▸ Available records
· · ·
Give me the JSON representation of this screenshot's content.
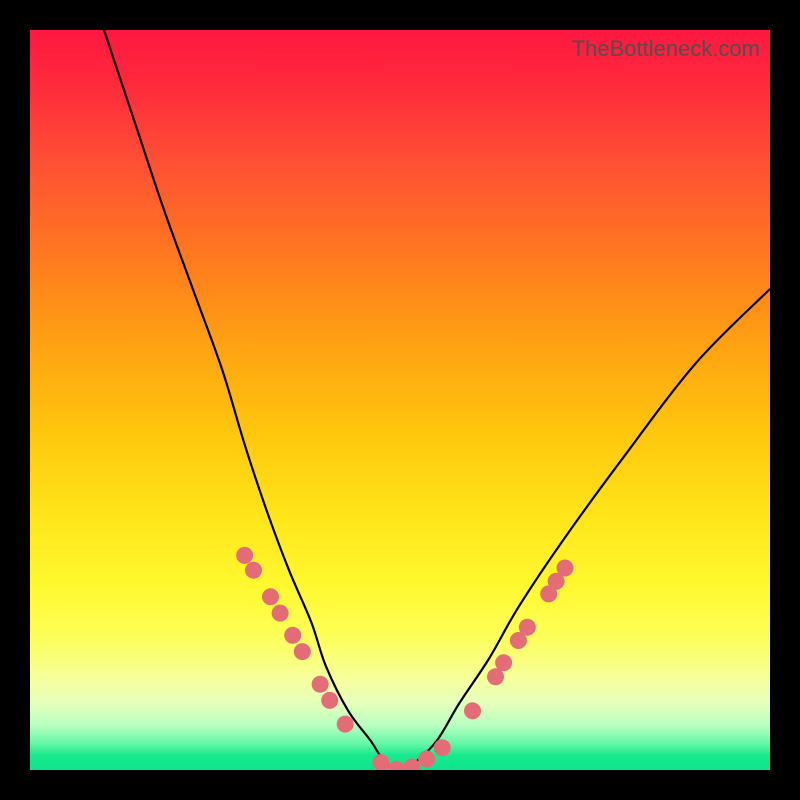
{
  "watermark": "TheBottleneck.com",
  "chart_data": {
    "type": "line",
    "title": "",
    "xlabel": "",
    "ylabel": "",
    "xlim": [
      0,
      100
    ],
    "ylim": [
      0,
      100
    ],
    "series": [
      {
        "name": "curve",
        "x": [
          10,
          14,
          18,
          22,
          26,
          29,
          32,
          35,
          38,
          40,
          43,
          46,
          48,
          50,
          52,
          55,
          58,
          62,
          66,
          72,
          80,
          90,
          100
        ],
        "values": [
          100,
          88,
          76,
          65,
          54,
          44,
          35,
          27,
          20,
          14,
          8,
          4,
          1,
          0,
          1,
          4,
          9,
          15,
          22,
          31,
          42,
          55,
          65
        ]
      }
    ],
    "points": [
      {
        "x": 29.0,
        "y": 29.0
      },
      {
        "x": 30.2,
        "y": 27.0
      },
      {
        "x": 32.5,
        "y": 23.4
      },
      {
        "x": 33.8,
        "y": 21.2
      },
      {
        "x": 35.5,
        "y": 18.2
      },
      {
        "x": 36.8,
        "y": 16.0
      },
      {
        "x": 39.2,
        "y": 11.6
      },
      {
        "x": 40.5,
        "y": 9.4
      },
      {
        "x": 42.6,
        "y": 6.2
      },
      {
        "x": 47.4,
        "y": 1.0
      },
      {
        "x": 49.5,
        "y": 0.1
      },
      {
        "x": 51.6,
        "y": 0.4
      },
      {
        "x": 53.6,
        "y": 1.5
      },
      {
        "x": 55.7,
        "y": 3.0
      },
      {
        "x": 59.8,
        "y": 8.0
      },
      {
        "x": 62.9,
        "y": 12.6
      },
      {
        "x": 64.0,
        "y": 14.5
      },
      {
        "x": 66.0,
        "y": 17.5
      },
      {
        "x": 67.2,
        "y": 19.3
      },
      {
        "x": 70.1,
        "y": 23.8
      },
      {
        "x": 71.1,
        "y": 25.5
      },
      {
        "x": 72.3,
        "y": 27.3
      }
    ],
    "point_color": "#e46c76",
    "curve_color": "#000000"
  }
}
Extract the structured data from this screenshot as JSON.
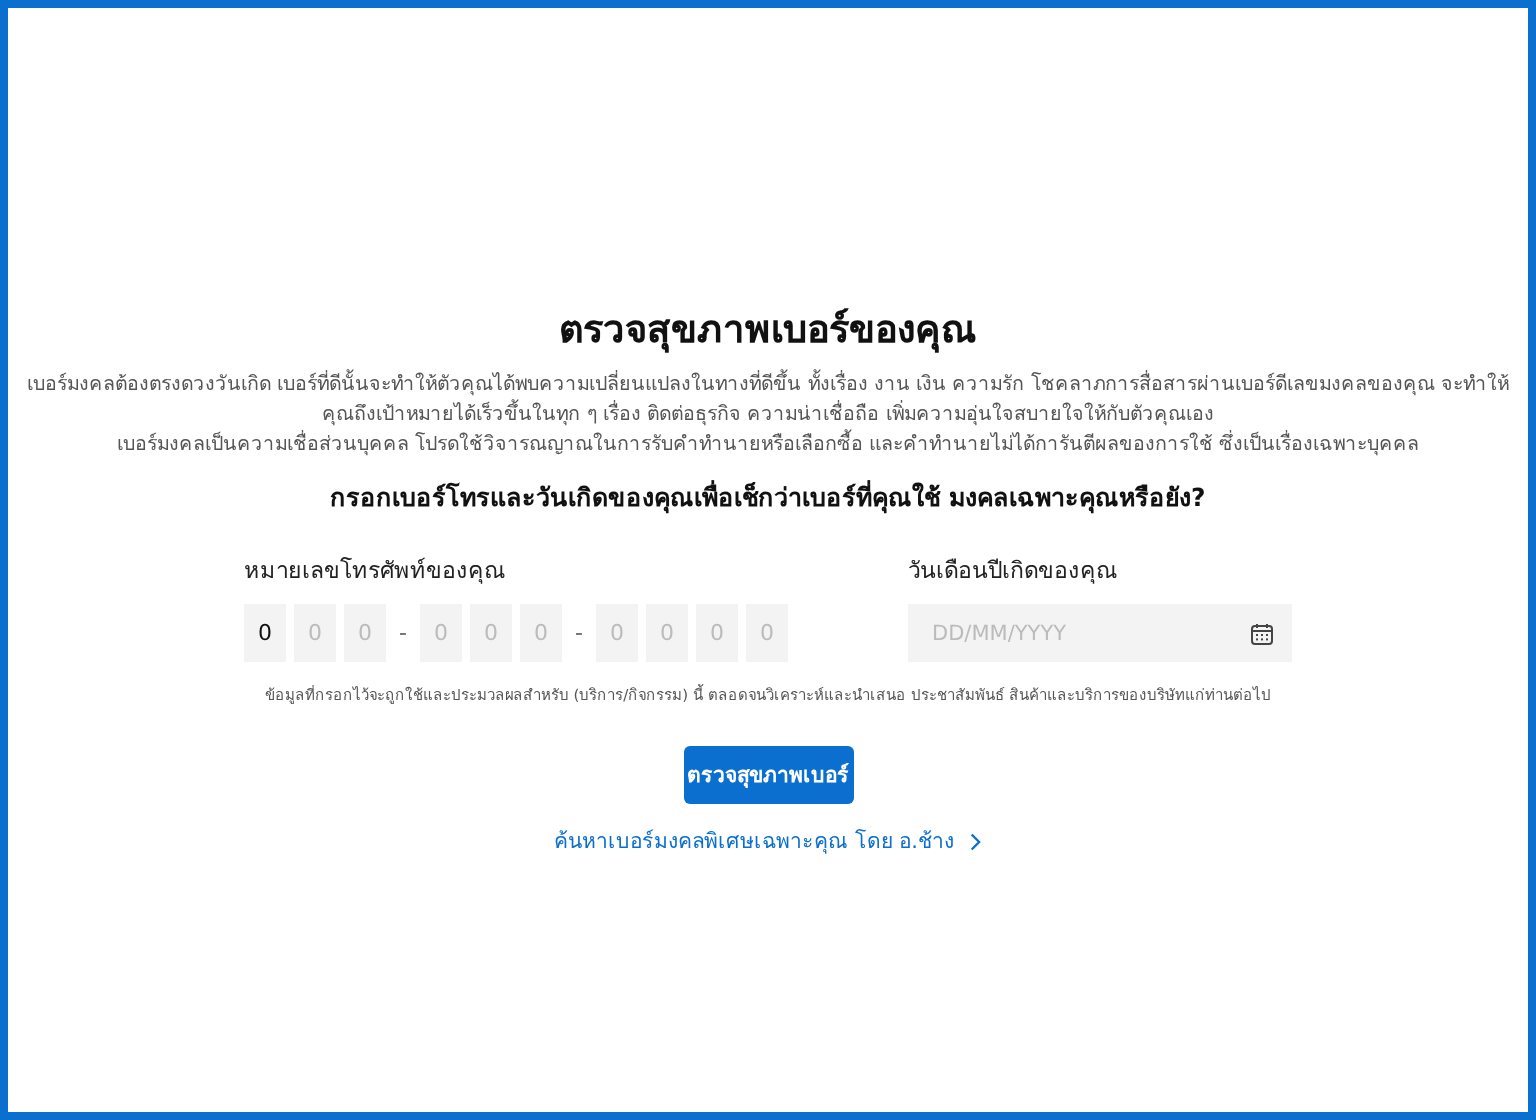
{
  "title": "ตรวจสุขภาพเบอร์ของคุณ",
  "paragraphs": [
    "เบอร์มงคลต้องตรงดวงวันเกิด เบอร์ที่ดีนั้นจะทำให้ตัวคุณได้พบความเปลี่ยนแปลงในทางที่ดีขึ้น ทั้งเรื่อง งาน เงิน ความรัก โชคลาภการสื่อสารผ่านเบอร์ดีเลขมงคลของคุณ จะทำให้คุณถึงเป้าหมายได้เร็วขึ้นในทุก ๆ เรื่อง ติดต่อธุรกิจ ความน่าเชื่อถือ เพิ่มความอุ่นใจสบายใจให้กับตัวคุณเอง",
    "เบอร์มงคลเป็นความเชื่อส่วนบุคคล โปรดใช้วิจารณญาณในการรับคำทำนายหรือเลือกซื้อ และคำทำนายไม่ได้การันตีผลของการใช้ ซึ่งเป็นเรื่องเฉพาะบุคคล"
  ],
  "question": "กรอกเบอร์โทรและวันเกิดของคุณเพื่อเช็กว่าเบอร์ที่คุณใช้ มงคลเฉพาะคุณหรือยัง?",
  "phone": {
    "label": "หมายเลขโทรศัพท์ของคุณ",
    "slots": [
      {
        "kind": "digit",
        "value": "0"
      },
      {
        "kind": "digit",
        "placeholder": "0"
      },
      {
        "kind": "digit",
        "placeholder": "0"
      },
      {
        "kind": "dash",
        "text": "-"
      },
      {
        "kind": "digit",
        "placeholder": "0"
      },
      {
        "kind": "digit",
        "placeholder": "0"
      },
      {
        "kind": "digit",
        "placeholder": "0"
      },
      {
        "kind": "dash",
        "text": "-"
      },
      {
        "kind": "digit",
        "placeholder": "0"
      },
      {
        "kind": "digit",
        "placeholder": "0"
      },
      {
        "kind": "digit",
        "placeholder": "0"
      },
      {
        "kind": "digit",
        "placeholder": "0"
      }
    ]
  },
  "birthday": {
    "label": "วันเดือนปีเกิดของคุณ",
    "placeholder": "DD/MM/YYYY"
  },
  "consent": "ข้อมูลที่กรอกไว้จะถูกใช้และประมวลผลสำหรับ (บริการ/กิจกรรม) นี้ ตลอดจนวิเคราะห์และนำเสนอ ประชาสัมพันธ์ สินค้าและบริการของบริษัทแก่ท่านต่อไป",
  "button": "ตรวจสุขภาพเบอร์",
  "link": "ค้นหาเบอร์มงคลพิเศษเฉพาะคุณ โดย อ.ช้าง"
}
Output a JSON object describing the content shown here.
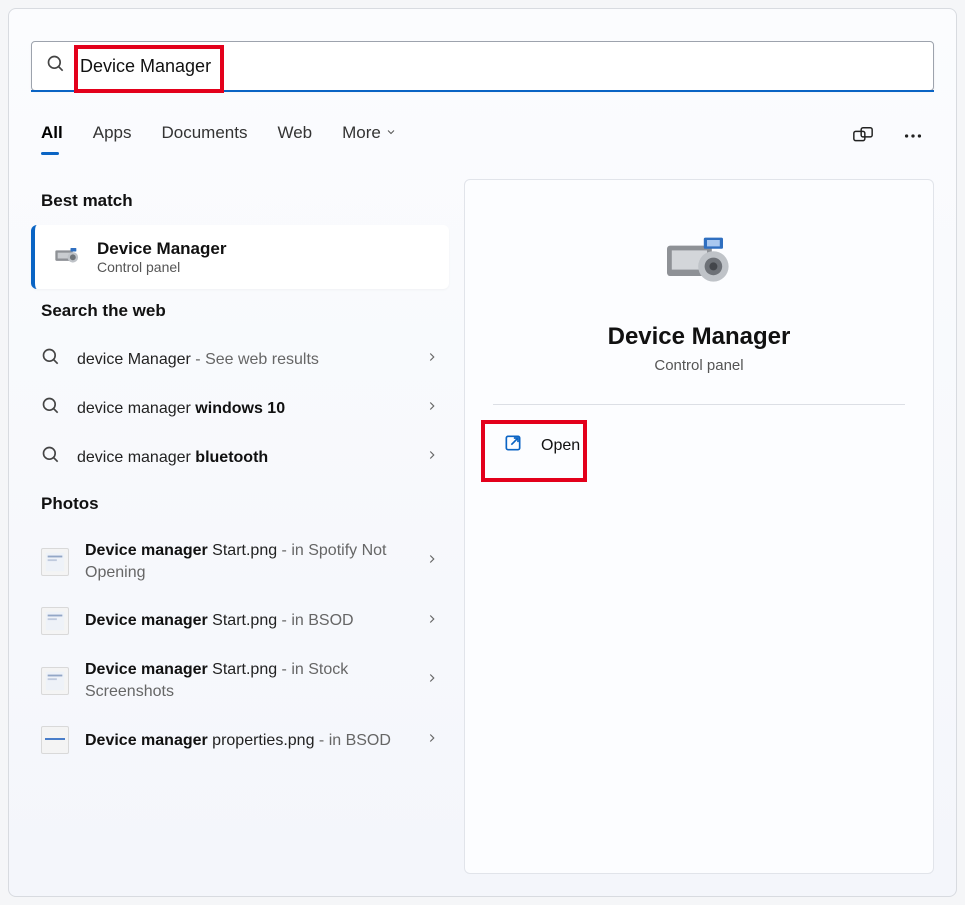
{
  "search": {
    "value": "Device Manager"
  },
  "tabs": {
    "all": "All",
    "apps": "Apps",
    "documents": "Documents",
    "web": "Web",
    "more": "More"
  },
  "sections": {
    "best": "Best match",
    "web": "Search the web",
    "photos": "Photos"
  },
  "best": {
    "title": "Device Manager",
    "sub": "Control panel"
  },
  "webResults": {
    "r0": {
      "prefix": "device Manager",
      "suffix": " - See web results"
    },
    "r1": {
      "prefix": "device manager ",
      "bold": "windows 10"
    },
    "r2": {
      "prefix": "device manager ",
      "bold": "bluetooth"
    }
  },
  "photos": {
    "p0": {
      "bold": "Device manager",
      "rest": " Start.png",
      "tail": " - in Spotify Not Opening"
    },
    "p1": {
      "bold": "Device manager",
      "rest": " Start.png",
      "tail": " - in BSOD"
    },
    "p2": {
      "bold": "Device manager",
      "rest": " Start.png",
      "tail": " - in Stock Screenshots"
    },
    "p3": {
      "bold": "Device manager",
      "rest": " properties.png",
      "tail": " - in BSOD"
    }
  },
  "preview": {
    "title": "Device Manager",
    "sub": "Control panel",
    "open": "Open"
  }
}
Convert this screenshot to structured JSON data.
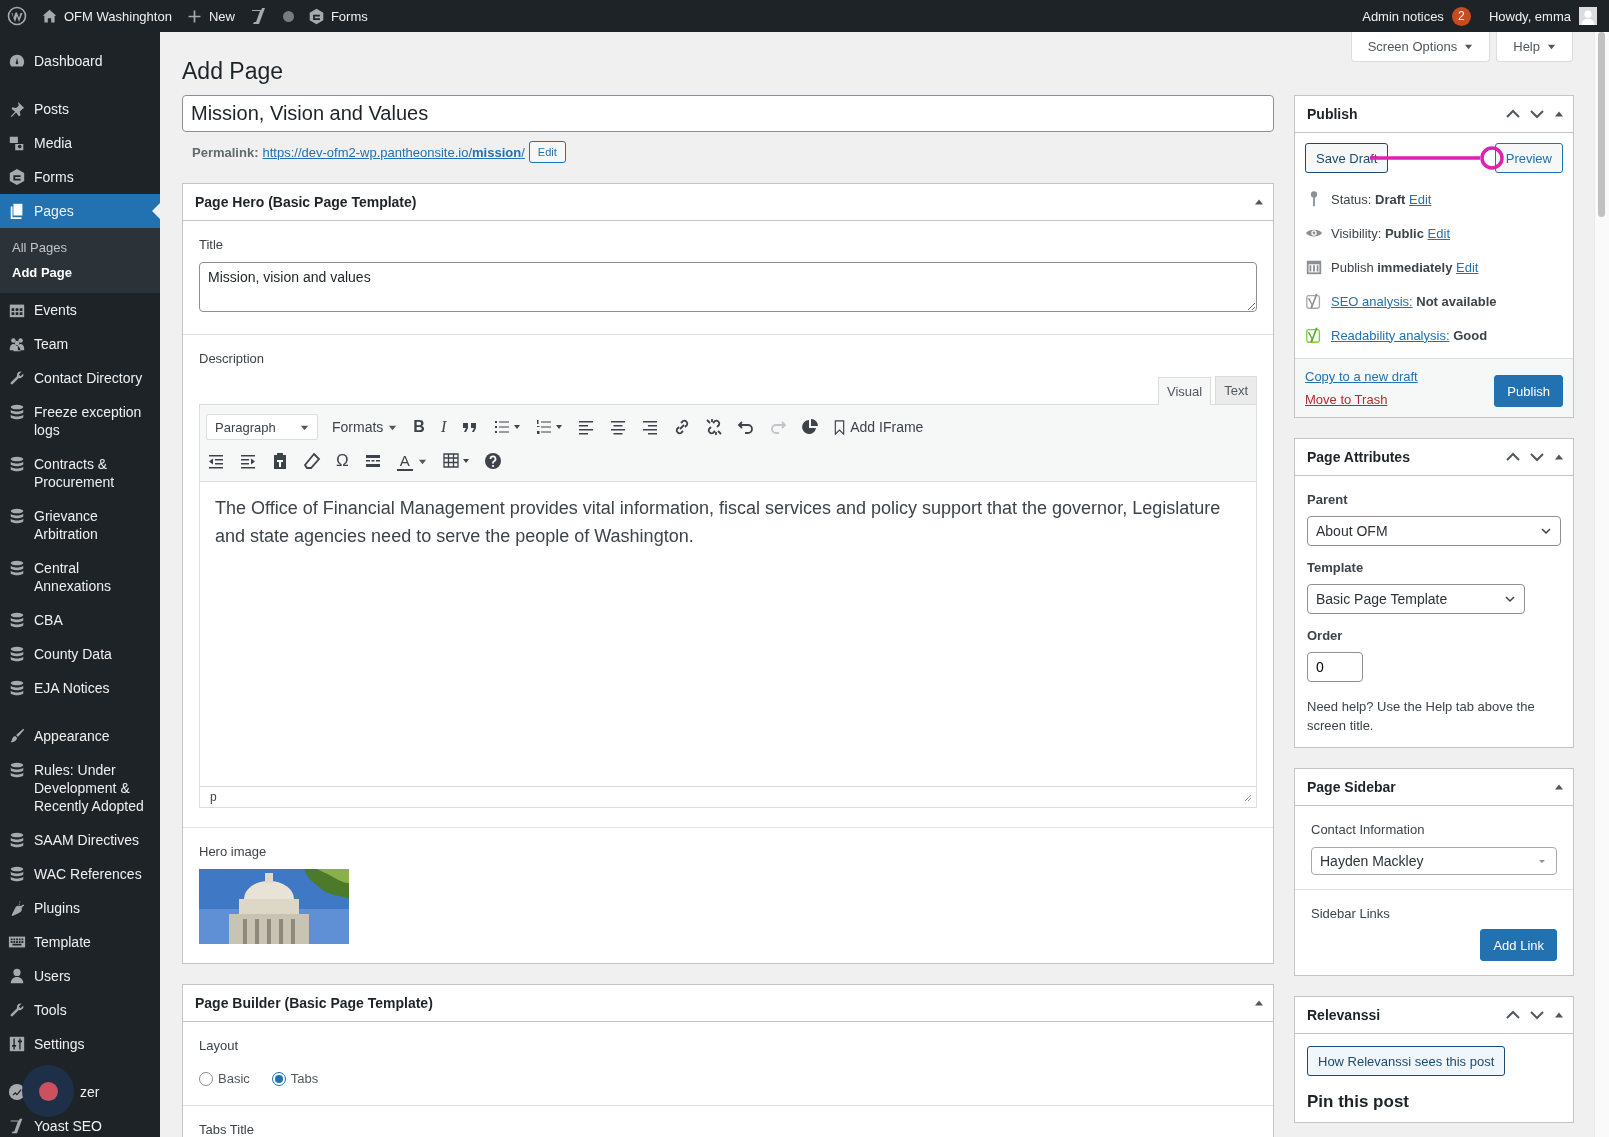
{
  "admin_bar": {
    "site_name": "OFM Washinghton",
    "new_label": "New",
    "forms_label": "Forms",
    "notices_label": "Admin notices",
    "notices_count": "2",
    "greeting": "Howdy, emma"
  },
  "sidebar": {
    "groups": [
      [
        {
          "label": "Dashboard",
          "selected": false
        }
      ],
      [
        {
          "label": "Posts",
          "selected": false
        },
        {
          "label": "Media",
          "selected": false
        },
        {
          "label": "Forms",
          "selected": false
        },
        {
          "label": "Pages",
          "selected": true,
          "children": [
            {
              "label": "All Pages",
              "selected": false
            },
            {
              "label": "Add Page",
              "selected": true
            }
          ]
        },
        {
          "label": "Events",
          "selected": false
        },
        {
          "label": "Team",
          "selected": false
        },
        {
          "label": "Contact Directory",
          "selected": false
        },
        {
          "label": "Freeze exception logs",
          "selected": false
        },
        {
          "label": "Contracts & Procurement",
          "selected": false
        },
        {
          "label": "Grievance Arbitration",
          "selected": false
        },
        {
          "label": "Central Annexations",
          "selected": false
        },
        {
          "label": "CBA",
          "selected": false
        },
        {
          "label": "County Data",
          "selected": false
        },
        {
          "label": "EJA Notices",
          "selected": false
        }
      ],
      [
        {
          "label": "Appearance",
          "selected": false
        },
        {
          "label": "Rules: Under Development & Recently Adopted",
          "selected": false
        },
        {
          "label": "SAAM Directives",
          "selected": false
        },
        {
          "label": "WAC References",
          "selected": false
        },
        {
          "label": "Plugins",
          "selected": false
        },
        {
          "label": "Template",
          "selected": false
        },
        {
          "label": "Users",
          "selected": false
        },
        {
          "label": "Tools",
          "selected": false
        },
        {
          "label": "Settings",
          "selected": false
        }
      ],
      [
        {
          "label": "zer",
          "selected": false
        },
        {
          "label": "Yoast SEO",
          "selected": false
        }
      ]
    ]
  },
  "screen_tabs": [
    "Screen Options",
    "Help"
  ],
  "heading": "Add Page",
  "post_title": "Mission, Vision and Values",
  "permalink": {
    "label": "Permalink:",
    "url": "https://dev-ofm2-wp.pantheonsite.io/**mission**/",
    "button": "Edit"
  },
  "hero_box": {
    "title": "Page Hero (Basic Page Template)",
    "title_label": "Title",
    "title_value": "Mission, vision and values",
    "description_label": "Description",
    "editor_tabs": [
      {
        "label": "Visual",
        "selected": true
      },
      {
        "label": "Text",
        "selected": false
      }
    ],
    "toolbar": {
      "block_format": "Paragraph",
      "formats": "Formats",
      "bold": "B",
      "italic": "I",
      "add_iframe": "Add IFrame",
      "special_character": "Ω",
      "text_color": "A"
    },
    "content": "The Office of Financial Management provides vital information, fiscal services and policy support that the governor, Legislature and state agencies need to serve the people of Washington.",
    "path": "p",
    "hero_image_label": "Hero image"
  },
  "builder_box": {
    "title": "Page Builder (Basic Page Template)",
    "layout_label": "Layout",
    "layouts": [
      {
        "label": "Basic",
        "selected": false
      },
      {
        "label": "Tabs",
        "selected": true
      }
    ],
    "next_label": "Tabs Title"
  },
  "publish": {
    "title": "Publish",
    "save_draft": "Save Draft",
    "preview": "Preview",
    "rows": [
      {
        "label": "Status:",
        "value": "Draft",
        "action": "Edit",
        "label_is_link": false
      },
      {
        "label": "Visibility:",
        "value": "Public",
        "action": "Edit",
        "label_is_link": false
      },
      {
        "label": "Publish",
        "value": "immediately",
        "action": "Edit",
        "label_is_link": false
      },
      {
        "label": "SEO analysis:",
        "value": "Not available",
        "label_is_link": true
      },
      {
        "label": "Readability analysis:",
        "value": "Good",
        "label_is_link": true
      }
    ],
    "copy_link": "Copy to a new draft",
    "trash_link": "Move to Trash",
    "publish_button": "Publish"
  },
  "page_attributes": {
    "title": "Page Attributes",
    "parent_label": "Parent",
    "parent_value": "About OFM",
    "template_label": "Template",
    "template_value": "Basic Page Template",
    "order_label": "Order",
    "order_value": "0",
    "help": "Need help? Use the Help tab above the screen title."
  },
  "page_sidebar": {
    "title": "Page Sidebar",
    "contact_label": "Contact Information",
    "contact_value": "Hayden Mackley",
    "links_label": "Sidebar Links",
    "add_link": "Add Link"
  },
  "relevanssi": {
    "title": "Relevanssi",
    "button": "How Relevanssi sees this post",
    "pin_heading": "Pin this post"
  }
}
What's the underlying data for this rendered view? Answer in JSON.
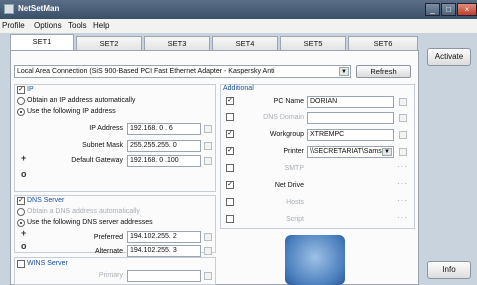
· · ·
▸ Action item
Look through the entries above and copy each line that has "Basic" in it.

▸ Exercise output
    "title": "Page Hero (Basic Page Template)",
    "title": "Page Builder (Basic Page Template)",
        "label": "Basic",
    "template_value": "Basic Page Template",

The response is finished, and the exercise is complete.